Cradled in the lap of the Himalayas, Jammu & Kashmir earned itself the title of ‘heaven on earth’ decades ago, drawing in tourists and filmmakers alike for its scenic beauty, blooming gardens and colourful houseboats.
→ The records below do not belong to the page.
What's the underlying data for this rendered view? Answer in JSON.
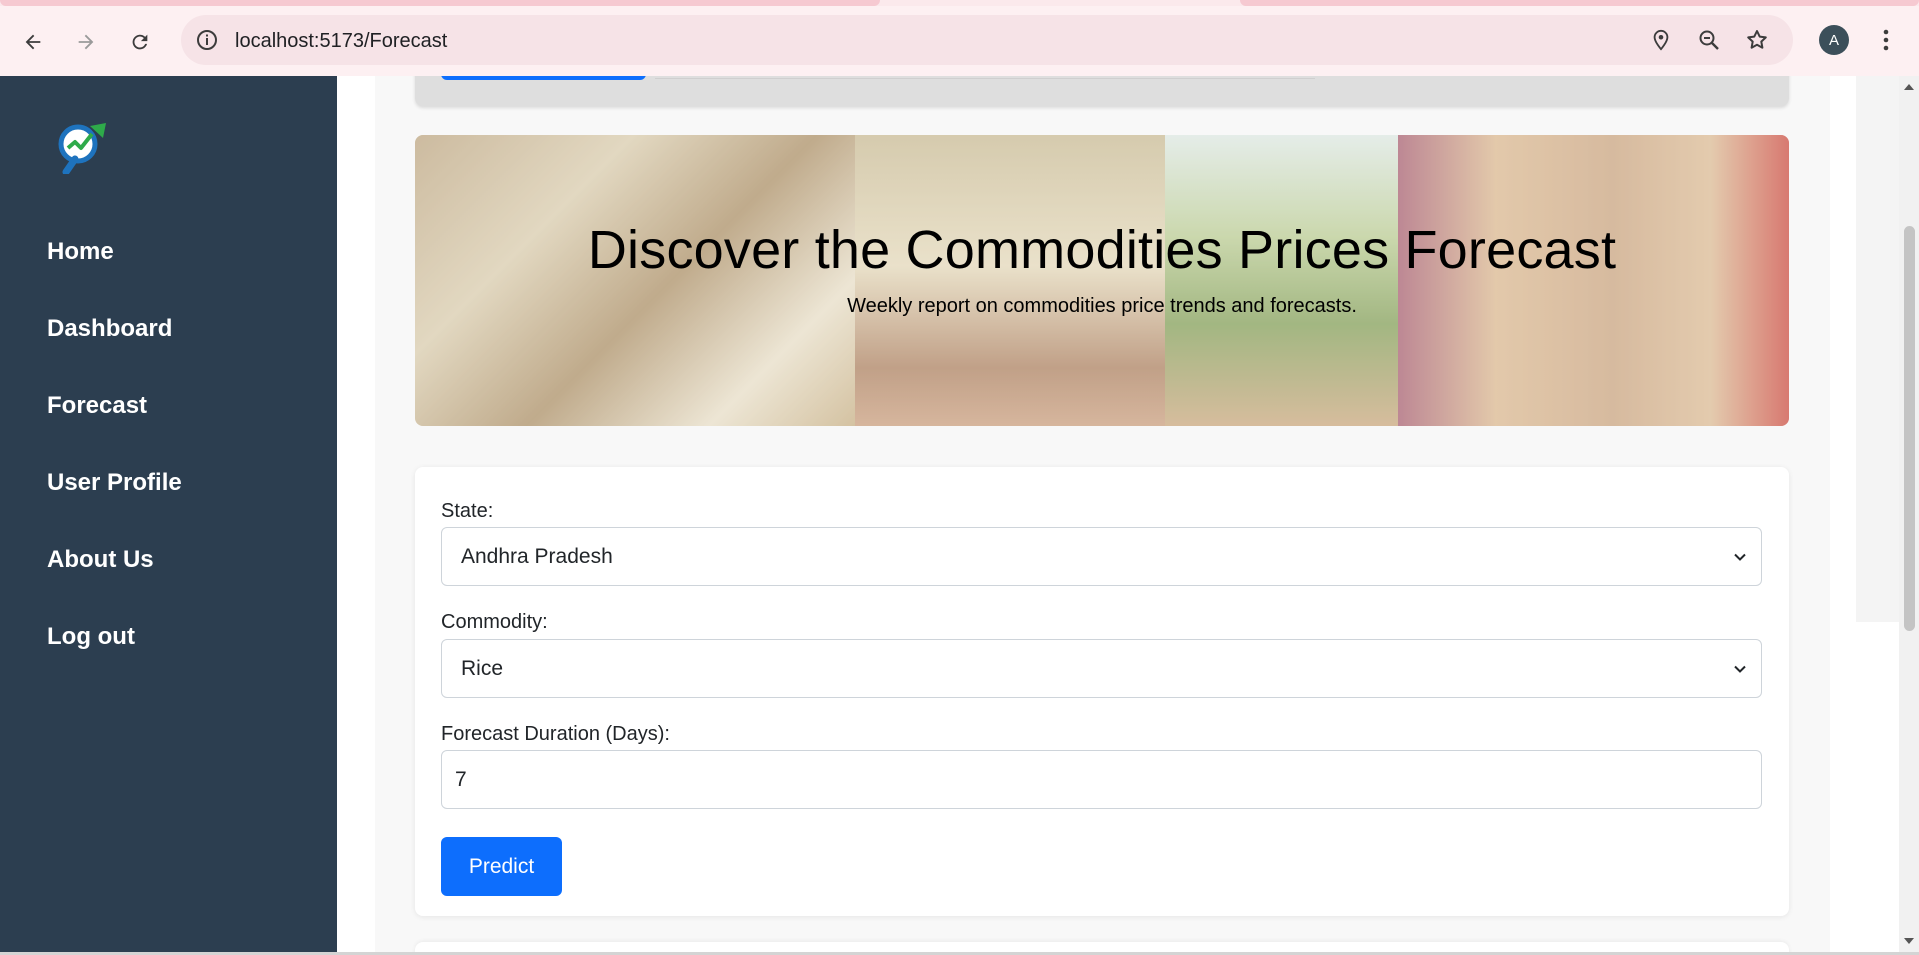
{
  "browser": {
    "url": "localhost:5173/Forecast",
    "profile_initial": "A",
    "icons": [
      "back-arrow-icon",
      "forward-arrow-icon",
      "reload-icon",
      "site-info-icon",
      "location-pin-icon",
      "zoom-icon",
      "bookmark-star-icon",
      "more-vert-icon"
    ]
  },
  "sidebar": {
    "logo_icon": "magnifier-trend-logo",
    "items": [
      {
        "label": "Home"
      },
      {
        "label": "Dashboard"
      },
      {
        "label": "Forecast"
      },
      {
        "label": "User Profile"
      },
      {
        "label": "About Us"
      },
      {
        "label": "Log out"
      }
    ]
  },
  "hero": {
    "title": "Discover the Commodities Prices Forecast",
    "subtitle": "Weekly report on commodities price trends and forecasts."
  },
  "form": {
    "state_label": "State:",
    "state_value": "Andhra Pradesh",
    "commodity_label": "Commodity:",
    "commodity_value": "Rice",
    "duration_label": "Forecast Duration (Days):",
    "duration_value": "7",
    "submit_label": "Predict"
  },
  "colors": {
    "sidebar_bg": "#2c3e50",
    "primary": "#0d6efd",
    "page_bg": "#f8f8f8"
  }
}
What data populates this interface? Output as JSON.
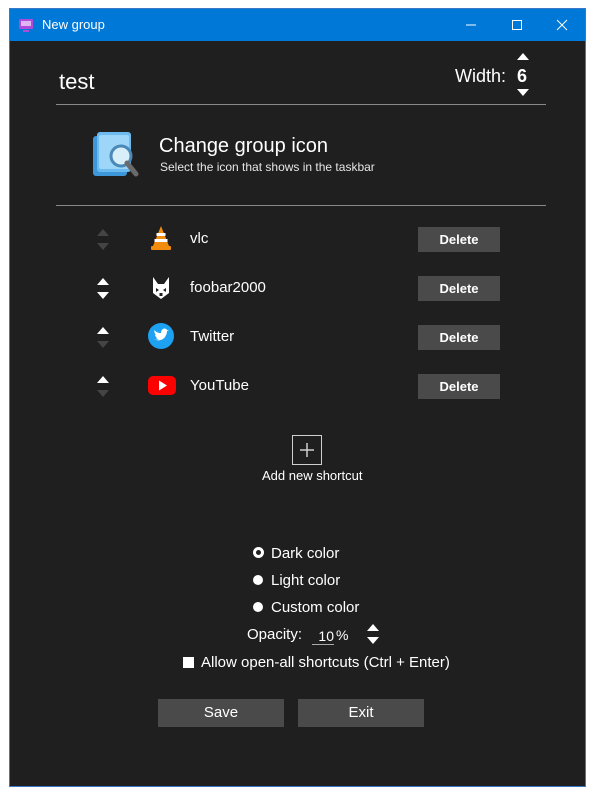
{
  "window": {
    "title": "New group",
    "accent": "#0078d7",
    "background": "#1f1f1f"
  },
  "titlebar": {
    "icon": "group-app-icon",
    "minimize": "minimize-icon",
    "maximize": "maximize-icon",
    "close": "close-icon"
  },
  "header": {
    "group_name": "test",
    "width_label": "Width:",
    "width_value": "6"
  },
  "group_icon": {
    "title": "Change group icon",
    "subtitle": "Select the icon that shows in the taskbar",
    "icon": "folder-magnifier-icon"
  },
  "shortcuts": [
    {
      "name": "vlc",
      "icon": "vlc-icon",
      "delete_label": "Delete"
    },
    {
      "name": "foobar2000",
      "icon": "foobar2000-icon",
      "delete_label": "Delete"
    },
    {
      "name": "Twitter",
      "icon": "twitter-icon",
      "delete_label": "Delete"
    },
    {
      "name": "YouTube",
      "icon": "youtube-icon",
      "delete_label": "Delete"
    }
  ],
  "add_shortcut": {
    "label": "Add new shortcut",
    "icon": "plus-icon"
  },
  "colors": {
    "options": [
      "Dark color",
      "Light color",
      "Custom color"
    ],
    "selected": "Dark color"
  },
  "opacity": {
    "label": "Opacity:",
    "value": "10",
    "unit": "%"
  },
  "open_all": {
    "label": "Allow open-all shortcuts (Ctrl + Enter)",
    "checked": false
  },
  "buttons": {
    "save": "Save",
    "exit": "Exit"
  }
}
Regrettably, though, the state has been embroiled in violent conflict for many years now, negatively affecting the tourism industry. As per the Environmental Information System (ENVIS), a Web-enabled and comprehensive portal of the Indian government that provides information on environment and related subjects, the valley saw only a few thousand tourists from the early 1990s to the 2000s.
 
But things seem to be getting better now. Last year, the state welcomed around 95 lakh domestic and international tourists, as per ENVIS. “These numbers reflect the commitment of various stakeholders towards the trade… and the support of domestic travellers,” says Mahmood Ahmad Shah, director of tourism, J&K.
 
The turnaround is happening in large part due to the J&K tourism department coming up with innovative ways to engage with modern day-travellers. One of these is horticulture tourism, which introduces visitors to the art of garden cultivation and management. So those travelling to Kashmir can expect to visit botanical gardens and plantations of saffron (which is grown only in J&K in India), almonds, apples, apricots and even walnuts.
 
As per Shah, this year is looking up for the state’s tourism industry as it has had a good start. “It snowed before the new year and Gulmarg (a popular skiing destination) was completely sold out throughout the holiday season,” he says.
 
But with many domestic travellers making their way towards the valley of flowers, it is pertinent to ensure their safety. “While the state may be in the news for the wrong reasons, not every border squirmish has an impact on the tourist corridor,” explains Shah, adding that J&K is perhaps the only other Indian state apart from Delhi to have its own tourist police, which addresses the safety concerns of those who visit the state.
 
“It’s a contingent of 300 officers under the senior superintendent of police, J&K, in addition to the security forces in all the tourist destinations to give a sense of confidence to travellers,” he says, adding that he hopes to see the tourist numbers rise even further.